=== Section Start ===
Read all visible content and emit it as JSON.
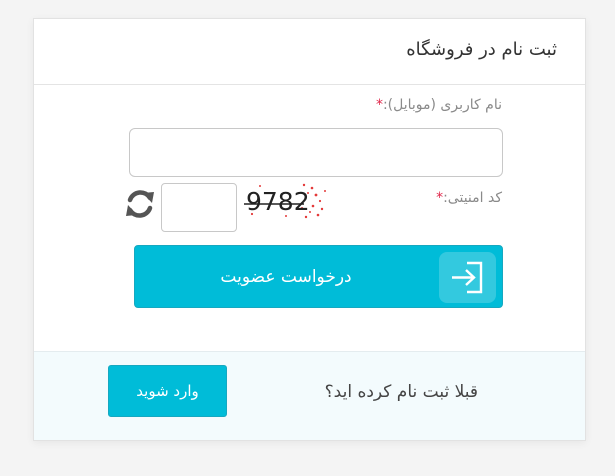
{
  "form": {
    "title": "ثبت نام در فروشگاه",
    "username_label": "نام کاربری (موبایل):",
    "username_value": "",
    "captcha_label": "کد امنیتی:",
    "required_mark": "*",
    "captcha_code": "9782",
    "captcha_input_value": "",
    "submit_label": "درخواست عضویت"
  },
  "footer": {
    "question": "قبلا ثبت نام کرده اید؟",
    "login_label": "وارد شوید"
  },
  "colors": {
    "accent": "#00bcd8",
    "required": "#e0264a",
    "footer_bg": "#f3fbfd"
  },
  "icons": {
    "refresh": "refresh-icon",
    "submit": "sign-in-icon"
  }
}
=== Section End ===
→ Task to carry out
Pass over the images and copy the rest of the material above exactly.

→ Exercise result
Read all visible content and emit it as JSON.
{
  "form": {
    "title": "ثبت نام در فروشگاه",
    "username_label": "نام کاربری (موبایل):",
    "username_value": "",
    "captcha_label": "کد امنیتی:",
    "required_mark": "*",
    "captcha_code": "9782",
    "captcha_input_value": "",
    "submit_label": "درخواست عضویت"
  },
  "footer": {
    "question": "قبلا ثبت نام کرده اید؟",
    "login_label": "وارد شوید"
  },
  "colors": {
    "accent": "#00bcd8",
    "required": "#e0264a",
    "footer_bg": "#f3fbfd"
  },
  "icons": {
    "refresh": "refresh-icon",
    "submit": "sign-in-icon"
  }
}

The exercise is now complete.